He said he hopes that everyone watching the show understands the parallels with the real world. "I think this show demonstrates how we should not only respect other people's lives, but also those people's ideas .... Seussical teaches its audience that ideas should be respected even if you don't believe in them, and that just because a lot of people believe in something doesn't mean it's true," he said.

Brett Medley plays the role of the Cat in the Hat. "The Cat is probably the most rambunctious role I’ve ever played. He has an energy and a style that is hard to express. He is essentially in control of the show. Everything that happens is dictated by what he says and I think that’s one of the reasons why he’s so fun to embody as a character," he said.

He added: "Personally, I think what is most important for audiences to take away from this show is the way the show is written. The show is simply a combination of Dr. Seuss's works put into a musical and that’s what makes it so interesting. There are many different themes and ideas that this show explores and I think audiences will react best to that."

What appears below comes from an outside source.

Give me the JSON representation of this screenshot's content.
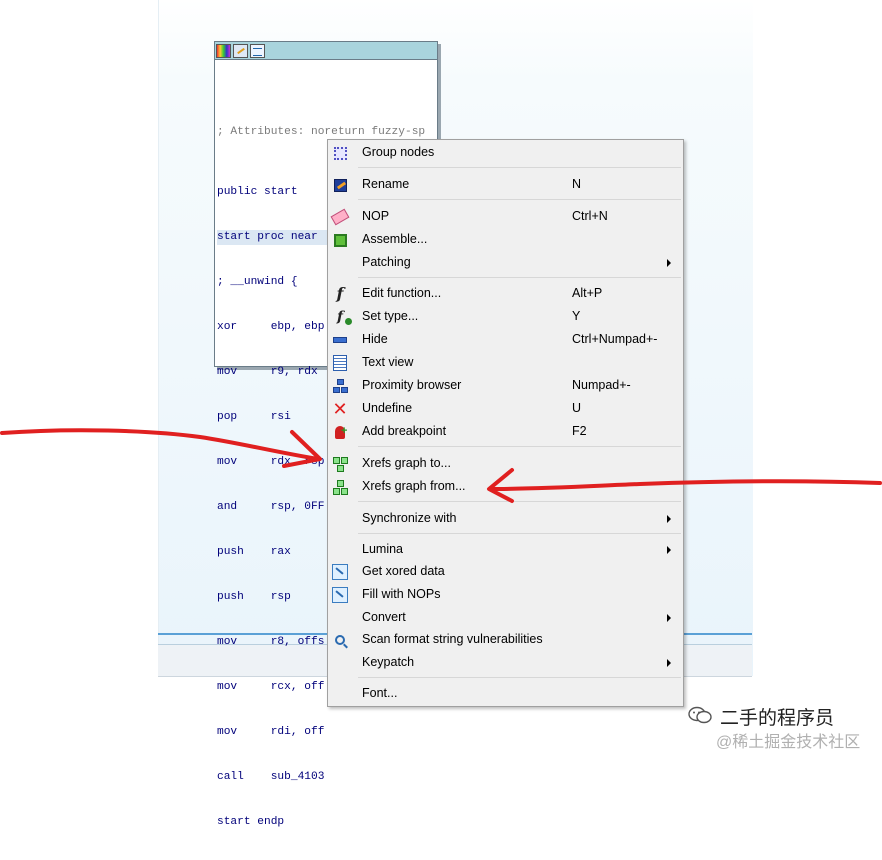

Taegan Chirinos plays the role of Gertrude McFuzz, a sweet bird who only has one feather for a tail, which makes her very insecure with other birds, such as Mayzie who has tons of feathers. "She is in love with Horton and admires his big heart, but Horton never notices her because he's trying to save The Whos," she said.

She hopes people leave the theater feeling better about themselves. "Maybe you have a flaw that you don't like about yourself and it makes you feel less confident, like Gertrude and her small tail. No matter what, you should stay true to you and realize you don't need to change yourself and that you were born to be who you are. Everyone is different, we should embrace it," she said.

Zoey Caghin-Carlos plays the role of Mayzie La Bird, a party girl. "She is insecure and covers her insecurities by not thinking too much about things. She is also irresponsible and unreliable. Mayzie only wants you to have fun. At the same time, she is not mean and tries to help Gertrude to attract Horton's attention the way Mayzie knows — by 'improving' Gertrude's looks," she said.

She thinks the main message of the show is to not be afraid to be yourself, even when mean people are calling you crazy. "Even though the characters in the show are not real, the audiences will be able to recognize and relate to people in real life," she said.

Jack St. Pierre plays the role of JoJo, who likes to think a lot and has great ideas that usually get him into trouble. "It's the biggest role I have ever done. He's supposed to be a kid who gets in trouble a lot, and I find that fun to play," he said.

He added that for audience takeaways, he wants them to know "that it's great to be who you are."

Aldersgate Church Community Theater (ACCT) in Alexandria is presenting "Seussical, Jr." from Jan. 12 to 21. Show times are Fridays at 7:30 p.m.; Saturdays at 7:30 p.m.; Sunday at 2 p.m.; with matinees on Saturdays at 2 p.m.; also Monday, Jan. 15 at 2 p.m. and Thursday, Jan. 18 at 7:30 p.m. Tickets are $12. The venue is located at 1301 Collingwood Road, Alexandria. Visit the website at